DEP’s 2022 Youth Inclusion Initiative is born of a partnership with Groundwork Elizabeth, Rutgers University–Camden and Newark’s Ironbound Community Corp. to create a workforce development curriculum for people ages 17 to 24. This year’s cohort will learn and undertake work across sectors regulated by NJDEP, including water quality, air quality and public lands management. The curriculum will provide valuable information about careers in environmental protection and help participants develop the skills necessary to pursue those career paths in New Jersey.

“DEP’s Youth Inclusion Initiative is built to inform and inspire the next generation of leaders by introducing them to careers in public service where they can build lifelong connections to their environment while being compensated for their work protecting natural resources within their communities,” LaTourette said. “Programs like this help to build a pipeline of environmental professionals from diverse backgrounds who will be ready and excited to tackle the challenges of tomorrow.”

“Our hope is that this eight-week program will inspire these young adults to a career in the environmental field,” said Elizabeth Dragon, assistant commissioner for community investment and economic revitalization. “Participants will have the unique opportunity to exposure and engagement in a variety of environmental topics and careers.”

NJDEP launched the initiative as part of the New Jersey State Park Service Workforce Development Program, in which participants learn about New Jersey’s great outdoors, and work on marking and maintaining nature trails, providing assistance to visitors, helping to deliver nature programs and assisting in making improvements to park amenities. This year, NJDEP has expanded the Youth Inclusion Initiative to provide training and work opportunities in additional areas, including human resources, geographic information systems, water resources, air quality, energy and sustainability, land management, parks, forestry, wildlife, and waste management.

Participants began the summer initiative on July 5 with a week of orientation classes. They are now spending six weeks learning about different DEP programs and will wrap the eighth and final week with individual and group projects and presentations. The program closes on Aug. 26. Groundwork Elizabeth sent 12 participants to this year’s program; Rutgers University–Camden and the Ironbound Community Corp. each sent 10.

Groundwork Elizabeth is an outgrowth of the Groundwork program founded in England in 1979 to involve the community, public and private sectors in addressing urban community challenges. Groundwork Elizabeth does this by promoting economic and social well-being in the Elizabeth area through several community-based partnerships to empower residents, businesses, educational institutions and other organizations that work to improve quality of life.
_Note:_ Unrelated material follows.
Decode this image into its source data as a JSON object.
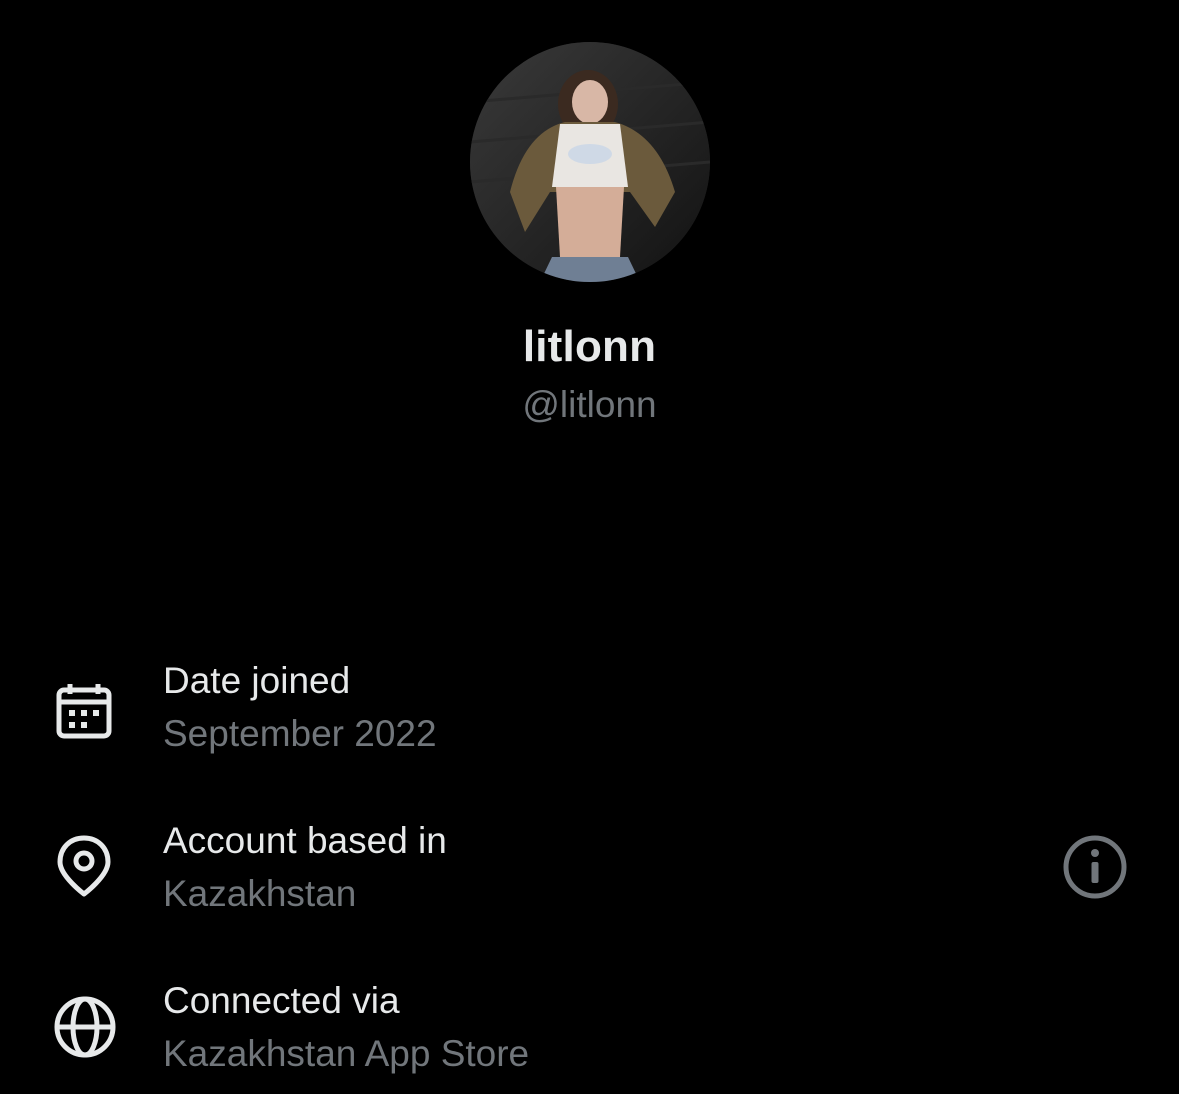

“Groundwork Elizabeth and the housing authority of the city of Elizabeth are thrilled to be participating in the DEP youth inclusive initiative. No one in our community is more affected by environmental injustice than the youth residents of the Housing Authority,” said Jackie Park Albaum, director of urban agriculture. “Living in a formerly redlined community, our youth are more likely to have asthma at an early age, exhibit a higher percentage of heart disease than the New Jersey average, and live in multigenerational families living at or below the property line. This program creates opportunities for our youth to immerse themselves in the work of the NJDEP and prepares them to lead the changes desperately needed in our community.”

Photos Courtesy of NJDEP